TASK:
Could you give the entries again, exactly as written?

DATA SHOWN:
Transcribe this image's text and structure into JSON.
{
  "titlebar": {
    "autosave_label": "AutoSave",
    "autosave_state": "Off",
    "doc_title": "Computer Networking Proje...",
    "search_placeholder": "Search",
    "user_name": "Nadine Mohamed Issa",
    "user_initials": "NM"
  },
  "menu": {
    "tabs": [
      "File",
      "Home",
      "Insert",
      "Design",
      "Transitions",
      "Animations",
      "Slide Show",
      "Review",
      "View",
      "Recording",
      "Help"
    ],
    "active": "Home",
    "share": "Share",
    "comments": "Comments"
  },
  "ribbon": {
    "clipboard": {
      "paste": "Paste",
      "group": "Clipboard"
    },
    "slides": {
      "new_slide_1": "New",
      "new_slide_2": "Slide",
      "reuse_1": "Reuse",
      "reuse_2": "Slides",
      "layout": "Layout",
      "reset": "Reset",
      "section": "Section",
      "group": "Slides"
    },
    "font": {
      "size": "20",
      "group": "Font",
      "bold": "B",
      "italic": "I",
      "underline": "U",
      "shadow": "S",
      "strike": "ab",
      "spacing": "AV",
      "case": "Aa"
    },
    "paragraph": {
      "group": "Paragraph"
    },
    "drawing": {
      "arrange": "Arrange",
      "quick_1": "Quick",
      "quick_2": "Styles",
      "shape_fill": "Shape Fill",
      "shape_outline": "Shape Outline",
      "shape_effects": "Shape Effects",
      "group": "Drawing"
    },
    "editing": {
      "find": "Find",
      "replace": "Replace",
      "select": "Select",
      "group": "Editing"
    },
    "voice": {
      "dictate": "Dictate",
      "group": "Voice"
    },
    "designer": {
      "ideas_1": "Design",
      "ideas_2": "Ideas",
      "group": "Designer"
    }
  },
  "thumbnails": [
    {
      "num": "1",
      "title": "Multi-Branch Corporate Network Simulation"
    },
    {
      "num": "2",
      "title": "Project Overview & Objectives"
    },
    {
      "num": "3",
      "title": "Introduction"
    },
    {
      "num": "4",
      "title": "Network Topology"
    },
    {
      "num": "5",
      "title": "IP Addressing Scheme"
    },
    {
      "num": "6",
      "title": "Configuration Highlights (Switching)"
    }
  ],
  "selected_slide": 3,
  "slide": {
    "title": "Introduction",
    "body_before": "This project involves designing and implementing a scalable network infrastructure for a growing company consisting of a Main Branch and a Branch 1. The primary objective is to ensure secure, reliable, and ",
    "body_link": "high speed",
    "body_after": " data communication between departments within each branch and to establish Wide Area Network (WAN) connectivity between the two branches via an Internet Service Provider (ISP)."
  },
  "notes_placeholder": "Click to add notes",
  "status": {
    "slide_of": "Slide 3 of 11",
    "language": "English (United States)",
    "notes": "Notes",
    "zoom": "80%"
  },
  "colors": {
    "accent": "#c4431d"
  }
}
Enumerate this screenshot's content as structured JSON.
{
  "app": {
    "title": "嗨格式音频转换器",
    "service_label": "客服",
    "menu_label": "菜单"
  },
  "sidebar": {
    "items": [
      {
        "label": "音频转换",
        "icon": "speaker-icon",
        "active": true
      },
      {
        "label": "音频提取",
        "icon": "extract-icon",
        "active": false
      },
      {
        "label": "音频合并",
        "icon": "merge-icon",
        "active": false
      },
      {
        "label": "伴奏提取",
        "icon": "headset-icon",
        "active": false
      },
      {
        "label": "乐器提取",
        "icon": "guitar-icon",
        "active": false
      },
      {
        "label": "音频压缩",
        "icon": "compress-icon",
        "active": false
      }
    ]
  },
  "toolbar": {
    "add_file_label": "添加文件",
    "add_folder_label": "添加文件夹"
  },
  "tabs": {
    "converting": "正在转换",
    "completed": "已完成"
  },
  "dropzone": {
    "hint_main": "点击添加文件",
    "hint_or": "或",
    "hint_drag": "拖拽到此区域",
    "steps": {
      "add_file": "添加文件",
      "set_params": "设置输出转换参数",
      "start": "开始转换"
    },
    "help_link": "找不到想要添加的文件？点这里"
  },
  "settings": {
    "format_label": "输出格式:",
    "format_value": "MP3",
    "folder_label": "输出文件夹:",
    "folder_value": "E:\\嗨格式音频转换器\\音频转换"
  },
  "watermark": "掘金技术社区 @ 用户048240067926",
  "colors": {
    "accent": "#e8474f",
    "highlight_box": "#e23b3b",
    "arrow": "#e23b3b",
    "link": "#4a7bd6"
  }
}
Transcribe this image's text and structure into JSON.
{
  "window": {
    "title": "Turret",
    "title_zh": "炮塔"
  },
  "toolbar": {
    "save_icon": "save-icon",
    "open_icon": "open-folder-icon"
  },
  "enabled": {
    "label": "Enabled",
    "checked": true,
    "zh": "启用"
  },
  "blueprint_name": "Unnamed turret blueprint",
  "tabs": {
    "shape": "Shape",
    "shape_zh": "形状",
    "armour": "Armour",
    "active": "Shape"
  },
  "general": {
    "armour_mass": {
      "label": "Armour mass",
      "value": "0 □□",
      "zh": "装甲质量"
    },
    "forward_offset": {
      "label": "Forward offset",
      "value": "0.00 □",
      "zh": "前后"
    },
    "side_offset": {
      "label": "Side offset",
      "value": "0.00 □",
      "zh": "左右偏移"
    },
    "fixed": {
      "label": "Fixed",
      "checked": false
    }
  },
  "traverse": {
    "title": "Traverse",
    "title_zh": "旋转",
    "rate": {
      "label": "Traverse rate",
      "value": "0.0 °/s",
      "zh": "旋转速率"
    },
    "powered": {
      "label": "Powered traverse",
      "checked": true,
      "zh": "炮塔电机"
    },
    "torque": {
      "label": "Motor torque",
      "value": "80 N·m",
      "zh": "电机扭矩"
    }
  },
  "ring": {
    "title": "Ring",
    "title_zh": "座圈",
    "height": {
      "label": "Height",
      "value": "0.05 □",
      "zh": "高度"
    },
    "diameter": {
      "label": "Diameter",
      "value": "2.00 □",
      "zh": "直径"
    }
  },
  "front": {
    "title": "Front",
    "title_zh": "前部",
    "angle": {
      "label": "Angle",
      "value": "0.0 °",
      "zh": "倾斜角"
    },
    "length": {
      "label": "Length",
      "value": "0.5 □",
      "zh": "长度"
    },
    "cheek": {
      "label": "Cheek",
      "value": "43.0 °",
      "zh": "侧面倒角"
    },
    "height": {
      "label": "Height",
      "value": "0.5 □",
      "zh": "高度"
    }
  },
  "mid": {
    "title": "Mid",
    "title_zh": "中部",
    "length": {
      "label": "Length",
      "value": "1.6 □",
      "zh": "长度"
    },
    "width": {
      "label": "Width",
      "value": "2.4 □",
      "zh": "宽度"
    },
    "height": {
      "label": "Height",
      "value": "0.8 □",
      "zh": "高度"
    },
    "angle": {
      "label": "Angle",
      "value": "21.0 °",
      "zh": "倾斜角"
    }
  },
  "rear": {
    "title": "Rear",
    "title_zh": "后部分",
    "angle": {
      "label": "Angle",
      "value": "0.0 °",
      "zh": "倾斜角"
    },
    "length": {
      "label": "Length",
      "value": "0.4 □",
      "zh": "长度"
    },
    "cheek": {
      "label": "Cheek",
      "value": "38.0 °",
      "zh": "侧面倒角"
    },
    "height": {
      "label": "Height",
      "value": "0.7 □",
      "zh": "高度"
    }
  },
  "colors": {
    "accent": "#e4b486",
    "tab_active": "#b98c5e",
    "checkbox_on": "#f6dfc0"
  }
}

TASK OUTPUT:
Transcribe this image's text and structure into JSON.
{
  "titlebar": {
    "autosave_label": "AutoSave",
    "autosave_state": "Off",
    "doc_title": "Computer Networking Proje...",
    "search_placeholder": "Search",
    "user_name": "Nadine Mohamed Issa",
    "user_initials": "NM"
  },
  "menu": {
    "tabs": [
      "File",
      "Home",
      "Insert",
      "Design",
      "Transitions",
      "Animations",
      "Slide Show",
      "Review",
      "View",
      "Recording",
      "Help"
    ],
    "active": "Home",
    "share": "Share",
    "comments": "Comments"
  },
  "ribbon": {
    "clipboard": {
      "paste": "Paste",
      "group": "Clipboard"
    },
    "slides": {
      "new_slide_1": "New",
      "new_slide_2": "Slide",
      "reuse_1": "Reuse",
      "reuse_2": "Slides",
      "layout": "Layout",
      "reset": "Reset",
      "section": "Section",
      "group": "Slides"
    },
    "font": {
      "size": "20",
      "group": "Font",
      "bold": "B",
      "italic": "I",
      "underline": "U",
      "shadow": "S",
      "strike": "ab",
      "spacing": "AV",
      "case": "Aa"
    },
    "paragraph": {
      "group": "Paragraph"
    },
    "drawing": {
      "arrange": "Arrange",
      "quick_1": "Quick",
      "quick_2": "Styles",
      "shape_fill": "Shape Fill",
      "shape_outline": "Shape Outline",
      "shape_effects": "Shape Effects",
      "group": "Drawing"
    },
    "editing": {
      "find": "Find",
      "replace": "Replace",
      "select": "Select",
      "group": "Editing"
    },
    "voice": {
      "dictate": "Dictate",
      "group": "Voice"
    },
    "designer": {
      "ideas_1": "Design",
      "ideas_2": "Ideas",
      "group": "Designer"
    }
  },
  "thumbnails": [
    {
      "num": "1",
      "title": "Multi-Branch Corporate Network Simulation"
    },
    {
      "num": "2",
      "title": "Project Overview & Objectives"
    },
    {
      "num": "3",
      "title": "Introduction"
    },
    {
      "num": "4",
      "title": "Network Topology"
    },
    {
      "num": "5",
      "title": "IP Addressing Scheme"
    },
    {
      "num": "6",
      "title": "Configuration Highlights (Switching)"
    }
  ],
  "selected_slide": 3,
  "slide": {
    "title": "Introduction",
    "body_before": "This project involves designing and implementing a scalable network infrastructure for a growing company consisting of a Main Branch and a Branch 1. The primary objective is to ensure secure, reliable, and ",
    "body_link": "high speed",
    "body_after": " data communication between departments within each branch and to establish Wide Area Network (WAN) connectivity between the two branches via an Internet Service Provider (ISP)."
  },
  "notes_placeholder": "Click to add notes",
  "status": {
    "slide_of": "Slide 3 of 11",
    "language": "English (United States)",
    "notes": "Notes",
    "zoom": "80%"
  },
  "colors": {
    "accent": "#c4431d"
  }
}
Enumerate this screenshot's content as structured JSON.
{
  "app": {
    "title": "嗨格式音频转换器",
    "service_label": "客服",
    "menu_label": "菜单"
  },
  "sidebar": {
    "items": [
      {
        "label": "音频转换",
        "icon": "speaker-icon",
        "active": true
      },
      {
        "label": "音频提取",
        "icon": "extract-icon",
        "active": false
      },
      {
        "label": "音频合并",
        "icon": "merge-icon",
        "active": false
      },
      {
        "label": "伴奏提取",
        "icon": "headset-icon",
        "active": false
      },
      {
        "label": "乐器提取",
        "icon": "guitar-icon",
        "active": false
      },
      {
        "label": "音频压缩",
        "icon": "compress-icon",
        "active": false
      }
    ]
  },
  "toolbar": {
    "add_file_label": "添加文件",
    "add_folder_label": "添加文件夹"
  },
  "tabs": {
    "converting": "正在转换",
    "completed": "已完成"
  },
  "dropzone": {
    "hint_main": "点击添加文件",
    "hint_or": "或",
    "hint_drag": "拖拽到此区域",
    "steps": {
      "add_file": "添加文件",
      "set_params": "设置输出转换参数",
      "start": "开始转换"
    },
    "help_link": "找不到想要添加的文件？点这里"
  },
  "settings": {
    "format_label": "输出格式:",
    "format_value": "MP3",
    "folder_label": "输出文件夹:",
    "folder_value": "E:\\嗨格式音频转换器\\音频转换"
  },
  "watermark": "掘金技术社区 @ 用户048240067926",
  "colors": {
    "accent": "#e8474f",
    "highlight_box": "#e23b3b",
    "arrow": "#e23b3b",
    "link": "#4a7bd6"
  }
}
Transcribe this image's text and structure into JSON.
{
  "window": {
    "title": "Turret",
    "title_zh": "炮塔"
  },
  "toolbar": {
    "save_icon": "save-icon",
    "open_icon": "open-folder-icon"
  },
  "enabled": {
    "label": "Enabled",
    "checked": true,
    "zh": "启用"
  },
  "blueprint_name": "Unnamed turret blueprint",
  "tabs": {
    "shape": "Shape",
    "shape_zh": "形状",
    "armour": "Armour",
    "active": "Shape"
  },
  "general": {
    "armour_mass": {
      "label": "Armour mass",
      "value": "0 □□",
      "zh": "装甲质量"
    },
    "forward_offset": {
      "label": "Forward offset",
      "value": "0.00 □",
      "zh": "前后"
    },
    "side_offset": {
      "label": "Side offset",
      "value": "0.00 □",
      "zh": "左右偏移"
    },
    "fixed": {
      "label": "Fixed",
      "checked": false
    }
  },
  "traverse": {
    "title": "Traverse",
    "title_zh": "旋转",
    "rate": {
      "label": "Traverse rate",
      "value": "0.0 °/s",
      "zh": "旋转速率"
    },
    "powered": {
      "label": "Powered traverse",
      "checked": true,
      "zh": "炮塔电机"
    },
    "torque": {
      "label": "Motor torque",
      "value": "80 N·m",
      "zh": "电机扭矩"
    }
  },
  "ring": {
    "title": "Ring",
    "title_zh": "座圈",
    "height": {
      "label": "Height",
      "value": "0.05 □",
      "zh": "高度"
    },
    "diameter": {
      "label": "Diameter",
      "value": "2.00 □",
      "zh": "直径"
    }
  },
  "front": {
    "title": "Front",
    "title_zh": "前部",
    "angle": {
      "label": "Angle",
      "value": "0.0 °",
      "zh": "倾斜角"
    },
    "length": {
      "label": "Length",
      "value": "0.5 □",
      "zh": "长度"
    },
    "cheek": {
      "label": "Cheek",
      "value": "43.0 °",
      "zh": "侧面倒角"
    },
    "height": {
      "label": "Height",
      "value": "0.5 □",
      "zh": "高度"
    }
  },
  "mid": {
    "title": "Mid",
    "title_zh": "中部",
    "length": {
      "label": "Length",
      "value": "1.6 □",
      "zh": "长度"
    },
    "width": {
      "label": "Width",
      "value": "2.4 □",
      "zh": "宽度"
    },
    "height": {
      "label": "Height",
      "value": "0.8 □",
      "zh": "高度"
    },
    "angle": {
      "label": "Angle",
      "value": "21.0 °",
      "zh": "倾斜角"
    }
  },
  "rear": {
    "title": "Rear",
    "title_zh": "后部分",
    "angle": {
      "label": "Angle",
      "value": "0.0 °",
      "zh": "倾斜角"
    },
    "length": {
      "label": "Length",
      "value": "0.4 □",
      "zh": "长度"
    },
    "cheek": {
      "label": "Cheek",
      "value": "38.0 °",
      "zh": "侧面倒角"
    },
    "height": {
      "label": "Height",
      "value": "0.7 □",
      "zh": "高度"
    }
  },
  "colors": {
    "accent": "#e4b486",
    "tab_active": "#b98c5e",
    "checkbox_on": "#f6dfc0"
  }
}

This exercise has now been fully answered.